About this task:
Copy every line of the data that contains the string "还是等个五秒钟就跟主线程说我做好了吧".

[Opening Task data section]

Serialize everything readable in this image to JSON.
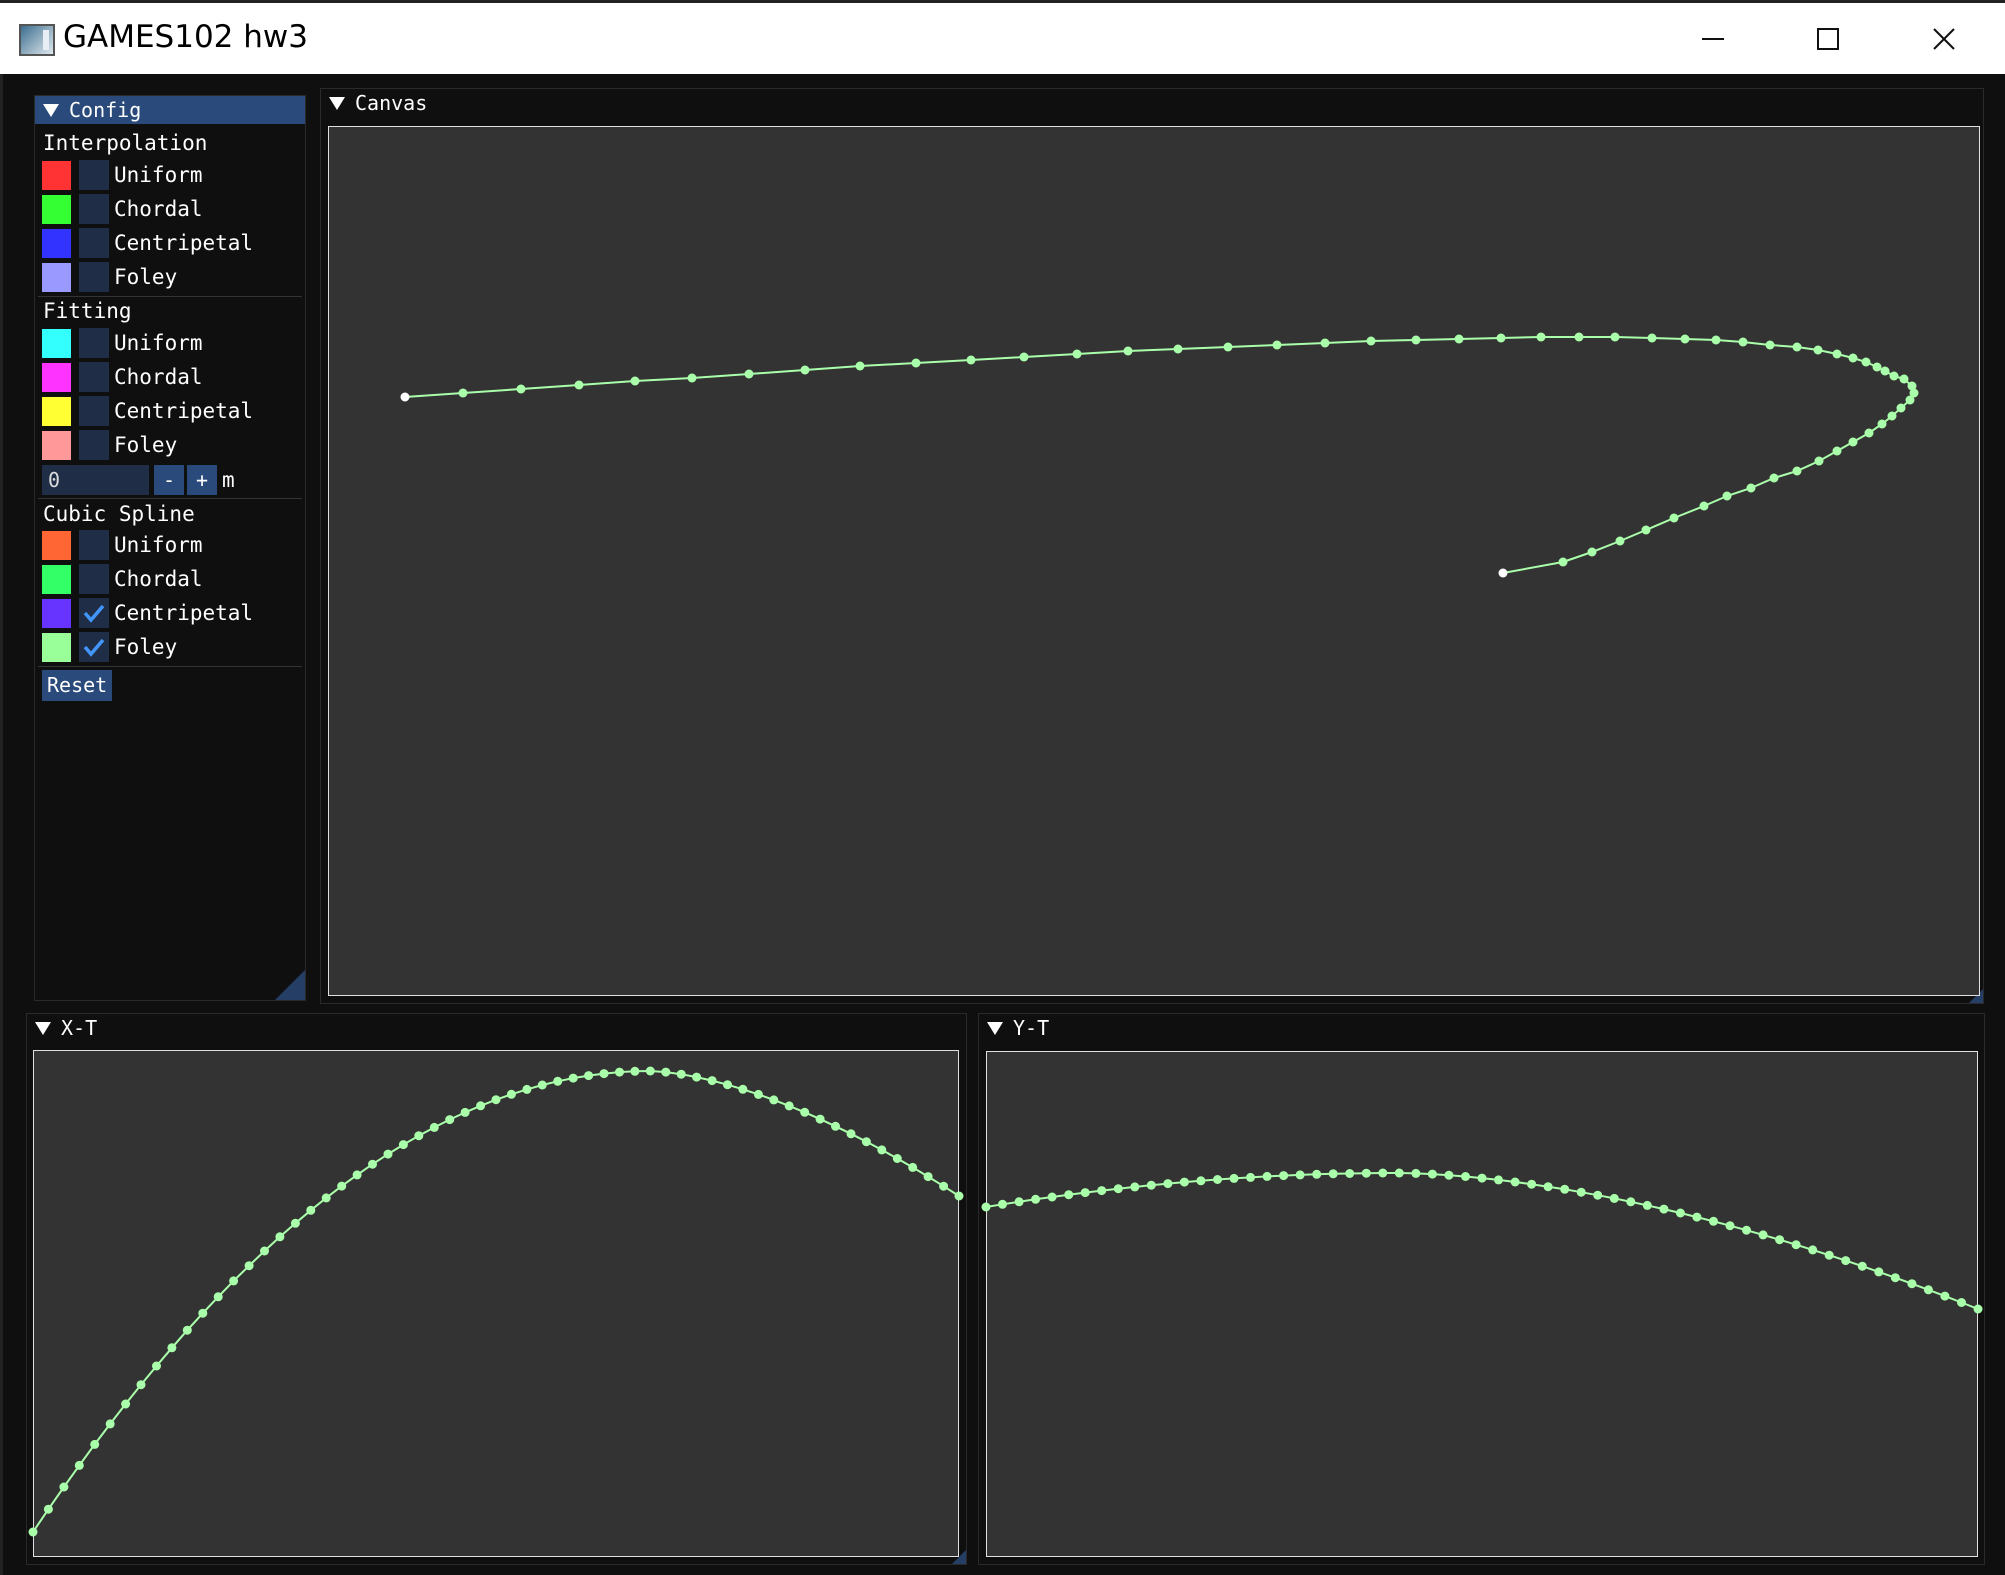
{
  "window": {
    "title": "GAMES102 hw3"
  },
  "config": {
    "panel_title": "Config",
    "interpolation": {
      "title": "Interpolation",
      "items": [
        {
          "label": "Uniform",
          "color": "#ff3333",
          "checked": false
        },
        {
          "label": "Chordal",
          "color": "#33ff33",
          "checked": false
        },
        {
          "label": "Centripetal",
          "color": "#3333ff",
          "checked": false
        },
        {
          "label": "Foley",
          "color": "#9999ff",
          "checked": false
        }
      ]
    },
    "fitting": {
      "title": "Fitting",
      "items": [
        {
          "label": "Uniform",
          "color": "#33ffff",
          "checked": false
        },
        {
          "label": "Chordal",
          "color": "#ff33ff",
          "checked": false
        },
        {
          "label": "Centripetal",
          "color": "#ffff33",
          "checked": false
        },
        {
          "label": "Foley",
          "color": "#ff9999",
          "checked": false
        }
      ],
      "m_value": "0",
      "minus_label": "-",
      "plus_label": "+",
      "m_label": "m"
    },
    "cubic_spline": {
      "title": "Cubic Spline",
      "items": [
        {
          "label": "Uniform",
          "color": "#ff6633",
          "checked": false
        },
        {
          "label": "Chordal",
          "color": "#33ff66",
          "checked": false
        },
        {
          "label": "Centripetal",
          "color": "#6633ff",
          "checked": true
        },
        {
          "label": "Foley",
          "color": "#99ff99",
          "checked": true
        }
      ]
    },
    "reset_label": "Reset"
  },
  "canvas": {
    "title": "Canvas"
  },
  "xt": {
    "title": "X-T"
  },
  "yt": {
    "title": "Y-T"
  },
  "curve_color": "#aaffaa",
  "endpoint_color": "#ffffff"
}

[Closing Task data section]
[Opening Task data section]

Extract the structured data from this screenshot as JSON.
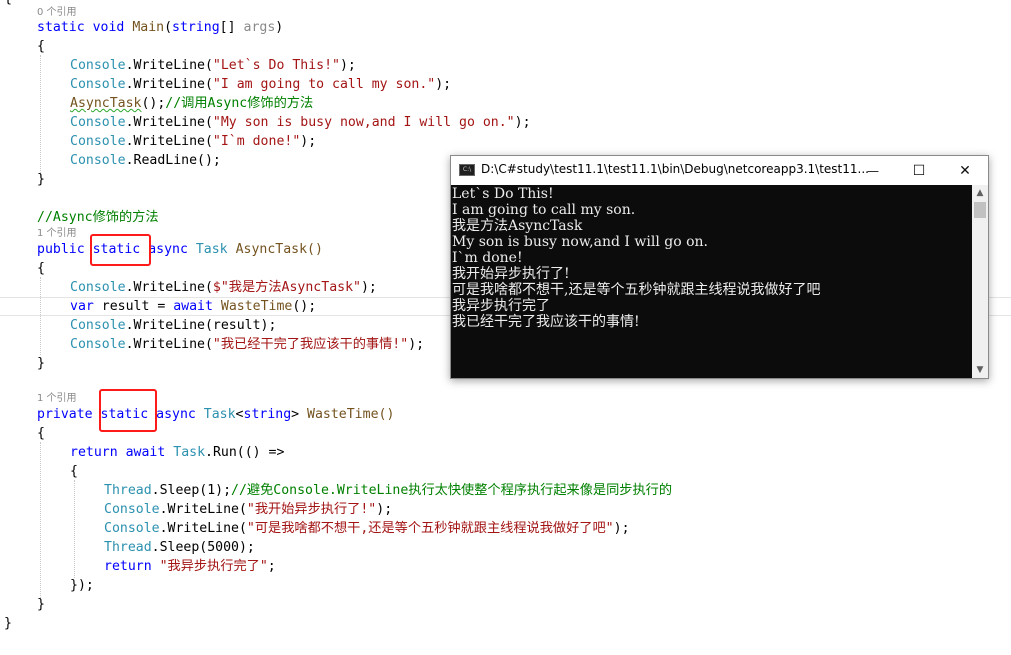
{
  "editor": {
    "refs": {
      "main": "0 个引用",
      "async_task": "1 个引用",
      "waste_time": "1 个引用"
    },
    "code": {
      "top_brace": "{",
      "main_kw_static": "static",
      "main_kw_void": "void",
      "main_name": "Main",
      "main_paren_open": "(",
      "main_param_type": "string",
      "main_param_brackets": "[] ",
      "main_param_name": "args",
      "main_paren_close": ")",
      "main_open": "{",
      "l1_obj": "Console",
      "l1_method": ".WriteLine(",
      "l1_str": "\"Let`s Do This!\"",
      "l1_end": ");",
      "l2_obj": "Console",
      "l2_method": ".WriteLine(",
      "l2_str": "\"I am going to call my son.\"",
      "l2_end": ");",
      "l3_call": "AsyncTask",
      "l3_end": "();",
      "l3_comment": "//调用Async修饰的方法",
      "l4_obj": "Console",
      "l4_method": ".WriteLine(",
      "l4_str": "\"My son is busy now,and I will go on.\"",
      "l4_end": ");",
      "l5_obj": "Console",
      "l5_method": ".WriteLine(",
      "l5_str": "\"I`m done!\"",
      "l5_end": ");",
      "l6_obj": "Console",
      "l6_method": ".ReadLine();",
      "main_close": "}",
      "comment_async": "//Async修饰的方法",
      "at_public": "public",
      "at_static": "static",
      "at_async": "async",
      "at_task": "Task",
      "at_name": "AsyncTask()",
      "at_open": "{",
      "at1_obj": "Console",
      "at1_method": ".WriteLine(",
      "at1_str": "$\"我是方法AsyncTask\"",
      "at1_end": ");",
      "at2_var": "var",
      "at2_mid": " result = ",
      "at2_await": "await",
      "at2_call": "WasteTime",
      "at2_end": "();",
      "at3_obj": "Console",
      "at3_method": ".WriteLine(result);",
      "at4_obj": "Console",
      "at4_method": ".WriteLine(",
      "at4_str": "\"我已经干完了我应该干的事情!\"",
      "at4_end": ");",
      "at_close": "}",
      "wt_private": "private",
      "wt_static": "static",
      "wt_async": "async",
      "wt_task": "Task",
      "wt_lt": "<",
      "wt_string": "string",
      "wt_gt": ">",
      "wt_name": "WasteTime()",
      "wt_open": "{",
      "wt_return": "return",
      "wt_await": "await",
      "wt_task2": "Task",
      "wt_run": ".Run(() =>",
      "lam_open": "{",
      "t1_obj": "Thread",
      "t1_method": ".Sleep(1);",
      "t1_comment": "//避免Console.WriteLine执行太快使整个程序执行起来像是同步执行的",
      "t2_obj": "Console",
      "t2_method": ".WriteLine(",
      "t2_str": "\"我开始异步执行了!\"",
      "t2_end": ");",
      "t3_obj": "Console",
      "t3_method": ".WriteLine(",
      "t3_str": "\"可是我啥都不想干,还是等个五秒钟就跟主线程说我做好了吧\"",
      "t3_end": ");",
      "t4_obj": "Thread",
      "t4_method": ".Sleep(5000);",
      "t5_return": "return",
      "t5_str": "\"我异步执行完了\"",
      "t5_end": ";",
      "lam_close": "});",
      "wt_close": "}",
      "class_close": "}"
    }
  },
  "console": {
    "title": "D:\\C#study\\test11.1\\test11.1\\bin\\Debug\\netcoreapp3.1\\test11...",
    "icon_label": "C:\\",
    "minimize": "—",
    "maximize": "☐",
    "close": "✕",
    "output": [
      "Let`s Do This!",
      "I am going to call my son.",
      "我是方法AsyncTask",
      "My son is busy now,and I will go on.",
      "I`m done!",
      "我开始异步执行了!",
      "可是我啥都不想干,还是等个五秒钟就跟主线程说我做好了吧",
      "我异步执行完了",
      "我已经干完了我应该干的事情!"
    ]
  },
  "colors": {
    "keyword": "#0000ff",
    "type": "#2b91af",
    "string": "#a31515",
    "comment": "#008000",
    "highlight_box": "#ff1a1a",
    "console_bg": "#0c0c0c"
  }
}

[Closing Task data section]
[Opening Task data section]

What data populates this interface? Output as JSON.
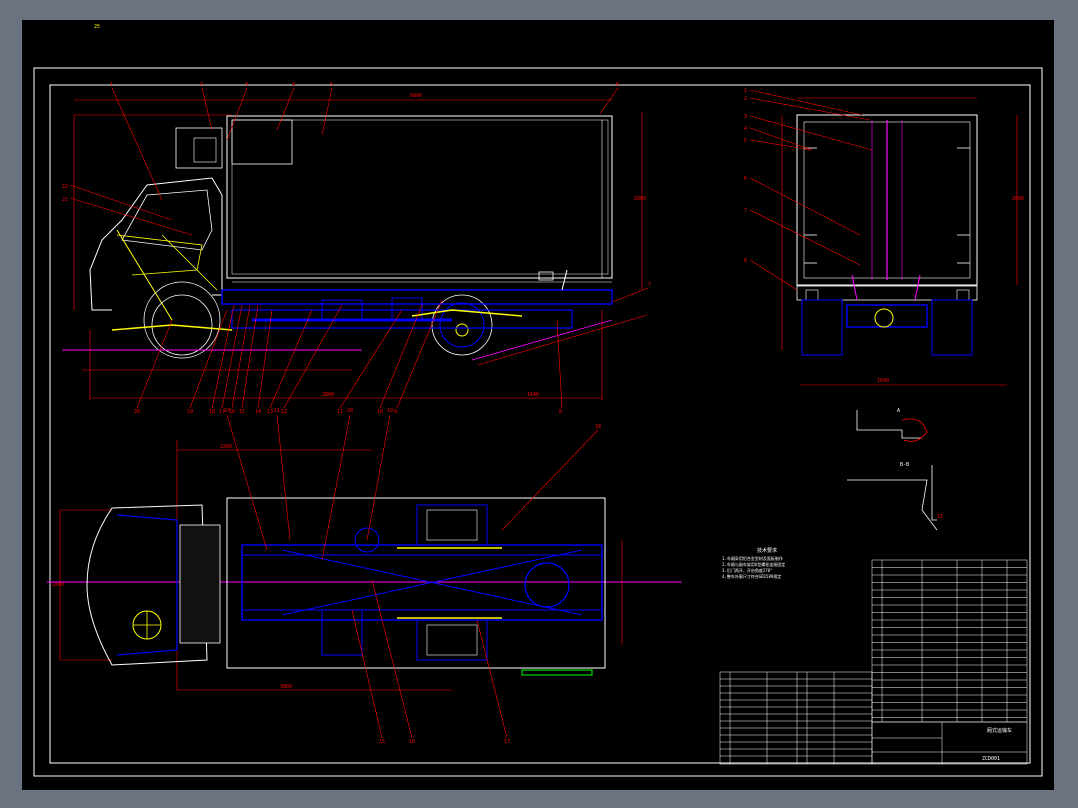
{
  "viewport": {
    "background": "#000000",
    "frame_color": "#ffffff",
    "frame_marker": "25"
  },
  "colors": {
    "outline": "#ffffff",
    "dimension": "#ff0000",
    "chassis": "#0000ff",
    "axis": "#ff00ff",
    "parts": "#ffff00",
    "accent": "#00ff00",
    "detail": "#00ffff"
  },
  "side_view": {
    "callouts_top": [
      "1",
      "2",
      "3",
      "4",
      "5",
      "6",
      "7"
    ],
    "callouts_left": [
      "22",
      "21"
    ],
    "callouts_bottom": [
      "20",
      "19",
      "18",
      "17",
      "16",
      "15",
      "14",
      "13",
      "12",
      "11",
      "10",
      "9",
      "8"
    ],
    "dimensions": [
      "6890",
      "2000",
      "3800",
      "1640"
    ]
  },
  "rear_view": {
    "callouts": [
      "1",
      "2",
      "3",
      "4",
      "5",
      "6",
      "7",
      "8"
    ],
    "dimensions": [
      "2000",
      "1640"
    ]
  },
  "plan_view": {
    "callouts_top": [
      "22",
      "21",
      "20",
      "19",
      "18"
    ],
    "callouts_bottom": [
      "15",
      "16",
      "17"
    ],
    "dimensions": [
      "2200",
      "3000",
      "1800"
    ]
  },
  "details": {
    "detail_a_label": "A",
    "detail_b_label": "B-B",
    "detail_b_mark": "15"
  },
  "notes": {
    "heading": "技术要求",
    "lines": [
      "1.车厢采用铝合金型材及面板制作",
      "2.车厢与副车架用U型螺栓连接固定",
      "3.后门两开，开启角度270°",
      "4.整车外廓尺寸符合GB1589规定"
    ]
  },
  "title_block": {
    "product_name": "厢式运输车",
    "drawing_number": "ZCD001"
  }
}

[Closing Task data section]

Your response:
      "t3_str": "\"可是我啥都不想干,还是等个五秒钟就跟主线程说我做好了吧\"",
      "可是我啥都不想干,还是等个五秒钟就跟主线程说我做好了吧",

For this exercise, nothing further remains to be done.